# HOW TO COMPLETE THIS TASK
Collect every line in the records below that contains the word "value".

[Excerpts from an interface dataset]

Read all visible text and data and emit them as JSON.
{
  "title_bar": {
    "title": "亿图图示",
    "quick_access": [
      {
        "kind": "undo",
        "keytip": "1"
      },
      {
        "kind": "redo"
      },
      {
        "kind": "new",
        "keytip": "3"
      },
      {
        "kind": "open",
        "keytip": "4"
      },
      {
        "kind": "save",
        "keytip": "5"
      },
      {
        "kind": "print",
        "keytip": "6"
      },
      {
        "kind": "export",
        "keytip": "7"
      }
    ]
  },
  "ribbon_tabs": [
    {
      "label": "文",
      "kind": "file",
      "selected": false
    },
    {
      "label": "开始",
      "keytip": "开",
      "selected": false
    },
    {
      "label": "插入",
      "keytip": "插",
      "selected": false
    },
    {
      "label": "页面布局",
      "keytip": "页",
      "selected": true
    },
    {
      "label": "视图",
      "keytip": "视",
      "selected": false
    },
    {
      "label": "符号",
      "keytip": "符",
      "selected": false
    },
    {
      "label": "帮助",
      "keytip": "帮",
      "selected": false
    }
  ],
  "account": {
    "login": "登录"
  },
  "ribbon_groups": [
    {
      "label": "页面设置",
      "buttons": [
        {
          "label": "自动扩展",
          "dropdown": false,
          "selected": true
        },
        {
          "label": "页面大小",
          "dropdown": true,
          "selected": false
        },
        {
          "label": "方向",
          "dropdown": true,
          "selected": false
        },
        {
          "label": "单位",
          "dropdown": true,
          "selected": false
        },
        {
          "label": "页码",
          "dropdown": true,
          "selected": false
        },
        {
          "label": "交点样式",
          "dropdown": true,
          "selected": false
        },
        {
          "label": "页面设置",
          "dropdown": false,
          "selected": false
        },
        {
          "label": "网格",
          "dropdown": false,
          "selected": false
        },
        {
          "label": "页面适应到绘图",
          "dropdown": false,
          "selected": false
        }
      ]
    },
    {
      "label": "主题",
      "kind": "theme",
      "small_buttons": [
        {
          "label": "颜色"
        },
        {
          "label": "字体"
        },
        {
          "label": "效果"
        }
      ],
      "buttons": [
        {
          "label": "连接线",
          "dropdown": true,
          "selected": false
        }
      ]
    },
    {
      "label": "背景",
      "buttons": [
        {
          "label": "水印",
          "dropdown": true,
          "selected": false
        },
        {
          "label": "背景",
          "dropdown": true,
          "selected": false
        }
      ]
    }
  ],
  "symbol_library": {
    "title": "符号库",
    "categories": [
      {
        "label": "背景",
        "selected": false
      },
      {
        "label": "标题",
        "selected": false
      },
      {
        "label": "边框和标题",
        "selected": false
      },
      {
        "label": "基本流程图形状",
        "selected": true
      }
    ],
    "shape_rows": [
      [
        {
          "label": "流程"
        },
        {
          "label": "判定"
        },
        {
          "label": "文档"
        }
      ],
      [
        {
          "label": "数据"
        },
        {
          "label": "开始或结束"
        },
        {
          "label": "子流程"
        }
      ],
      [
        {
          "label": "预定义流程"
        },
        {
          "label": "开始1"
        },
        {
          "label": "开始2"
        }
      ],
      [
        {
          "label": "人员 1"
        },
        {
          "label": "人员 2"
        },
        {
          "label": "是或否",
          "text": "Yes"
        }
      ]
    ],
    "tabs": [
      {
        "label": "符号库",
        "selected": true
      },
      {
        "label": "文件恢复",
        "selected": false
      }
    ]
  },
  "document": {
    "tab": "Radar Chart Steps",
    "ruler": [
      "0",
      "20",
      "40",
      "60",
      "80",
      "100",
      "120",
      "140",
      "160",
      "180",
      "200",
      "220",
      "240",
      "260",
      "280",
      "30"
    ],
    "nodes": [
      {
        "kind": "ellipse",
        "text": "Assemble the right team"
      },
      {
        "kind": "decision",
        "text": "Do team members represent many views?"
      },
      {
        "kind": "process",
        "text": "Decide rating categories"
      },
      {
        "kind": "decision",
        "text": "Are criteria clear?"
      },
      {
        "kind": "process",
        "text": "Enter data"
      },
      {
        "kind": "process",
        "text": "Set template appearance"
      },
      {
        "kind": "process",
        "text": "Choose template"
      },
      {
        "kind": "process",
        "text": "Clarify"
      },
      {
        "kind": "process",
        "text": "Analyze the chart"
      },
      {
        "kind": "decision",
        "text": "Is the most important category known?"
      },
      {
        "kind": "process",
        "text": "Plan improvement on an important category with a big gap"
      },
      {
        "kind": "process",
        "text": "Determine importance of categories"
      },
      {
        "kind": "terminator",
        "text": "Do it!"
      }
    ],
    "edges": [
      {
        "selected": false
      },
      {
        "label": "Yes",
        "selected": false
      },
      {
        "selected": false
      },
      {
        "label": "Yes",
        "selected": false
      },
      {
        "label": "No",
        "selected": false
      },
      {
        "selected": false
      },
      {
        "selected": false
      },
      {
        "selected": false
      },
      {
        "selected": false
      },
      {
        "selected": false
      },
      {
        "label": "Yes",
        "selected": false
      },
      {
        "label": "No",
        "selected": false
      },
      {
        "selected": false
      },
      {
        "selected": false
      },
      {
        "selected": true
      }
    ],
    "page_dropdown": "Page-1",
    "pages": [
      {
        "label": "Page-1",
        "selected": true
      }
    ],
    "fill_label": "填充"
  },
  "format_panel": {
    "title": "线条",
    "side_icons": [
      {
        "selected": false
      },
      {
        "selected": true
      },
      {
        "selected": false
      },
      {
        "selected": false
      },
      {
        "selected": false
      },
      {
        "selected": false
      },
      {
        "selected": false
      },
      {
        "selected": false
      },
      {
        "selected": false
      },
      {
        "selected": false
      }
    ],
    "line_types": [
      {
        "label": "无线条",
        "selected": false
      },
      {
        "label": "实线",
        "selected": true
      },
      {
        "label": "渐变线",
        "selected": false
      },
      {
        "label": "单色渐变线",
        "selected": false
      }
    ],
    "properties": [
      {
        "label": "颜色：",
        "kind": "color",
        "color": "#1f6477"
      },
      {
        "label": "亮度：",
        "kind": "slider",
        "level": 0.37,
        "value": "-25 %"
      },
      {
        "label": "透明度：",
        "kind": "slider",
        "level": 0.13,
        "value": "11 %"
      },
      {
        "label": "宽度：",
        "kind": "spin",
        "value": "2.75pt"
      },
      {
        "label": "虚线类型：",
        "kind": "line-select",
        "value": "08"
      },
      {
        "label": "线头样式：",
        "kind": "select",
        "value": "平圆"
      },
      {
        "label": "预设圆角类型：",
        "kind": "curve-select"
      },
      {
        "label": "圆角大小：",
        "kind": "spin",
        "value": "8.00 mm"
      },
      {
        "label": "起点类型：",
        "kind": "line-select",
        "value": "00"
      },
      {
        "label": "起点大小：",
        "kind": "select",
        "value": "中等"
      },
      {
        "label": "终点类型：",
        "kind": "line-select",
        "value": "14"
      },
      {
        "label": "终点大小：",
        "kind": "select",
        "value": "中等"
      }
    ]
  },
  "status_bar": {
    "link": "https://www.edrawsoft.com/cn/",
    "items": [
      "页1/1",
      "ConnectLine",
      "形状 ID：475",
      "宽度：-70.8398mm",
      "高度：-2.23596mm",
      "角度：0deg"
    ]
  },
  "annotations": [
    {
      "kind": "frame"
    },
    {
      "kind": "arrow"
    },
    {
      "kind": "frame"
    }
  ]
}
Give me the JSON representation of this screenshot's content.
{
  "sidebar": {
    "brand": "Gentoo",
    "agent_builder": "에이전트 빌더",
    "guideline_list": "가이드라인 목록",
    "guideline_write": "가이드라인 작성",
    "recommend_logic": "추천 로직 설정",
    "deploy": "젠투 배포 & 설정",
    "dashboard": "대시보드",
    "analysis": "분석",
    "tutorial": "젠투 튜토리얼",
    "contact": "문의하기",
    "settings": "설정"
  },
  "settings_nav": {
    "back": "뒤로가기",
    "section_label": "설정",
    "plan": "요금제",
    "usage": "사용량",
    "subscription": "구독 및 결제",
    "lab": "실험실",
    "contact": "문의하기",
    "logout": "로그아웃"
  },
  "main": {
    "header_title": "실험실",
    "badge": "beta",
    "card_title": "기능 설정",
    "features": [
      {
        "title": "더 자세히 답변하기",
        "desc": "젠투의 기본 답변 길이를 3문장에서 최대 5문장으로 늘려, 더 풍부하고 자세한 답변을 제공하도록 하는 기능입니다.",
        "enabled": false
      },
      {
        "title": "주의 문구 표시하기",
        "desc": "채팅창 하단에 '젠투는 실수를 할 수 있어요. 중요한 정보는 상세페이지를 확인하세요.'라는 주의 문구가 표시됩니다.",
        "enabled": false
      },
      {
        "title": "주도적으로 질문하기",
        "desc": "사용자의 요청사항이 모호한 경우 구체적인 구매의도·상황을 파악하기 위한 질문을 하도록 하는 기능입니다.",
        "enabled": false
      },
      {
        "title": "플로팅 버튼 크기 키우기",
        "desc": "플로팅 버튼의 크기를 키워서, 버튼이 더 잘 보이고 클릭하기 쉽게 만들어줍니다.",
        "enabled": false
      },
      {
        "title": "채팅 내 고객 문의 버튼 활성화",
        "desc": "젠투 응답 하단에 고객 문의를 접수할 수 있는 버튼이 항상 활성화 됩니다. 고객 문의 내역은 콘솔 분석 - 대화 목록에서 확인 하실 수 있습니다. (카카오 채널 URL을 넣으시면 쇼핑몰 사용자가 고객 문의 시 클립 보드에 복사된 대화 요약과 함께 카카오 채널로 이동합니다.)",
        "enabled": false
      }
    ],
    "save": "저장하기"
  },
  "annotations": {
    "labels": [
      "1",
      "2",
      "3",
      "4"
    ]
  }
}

# TASK OUTPUT
        "value": "-25 %"
        "value": "11 %"
        "value": "2.75pt"
        "value": "08"
        "value": "平圆"
        "value": "8.00 mm"
        "value": "00"
        "value": "中等"
        "value": "14"
        "value": "中等"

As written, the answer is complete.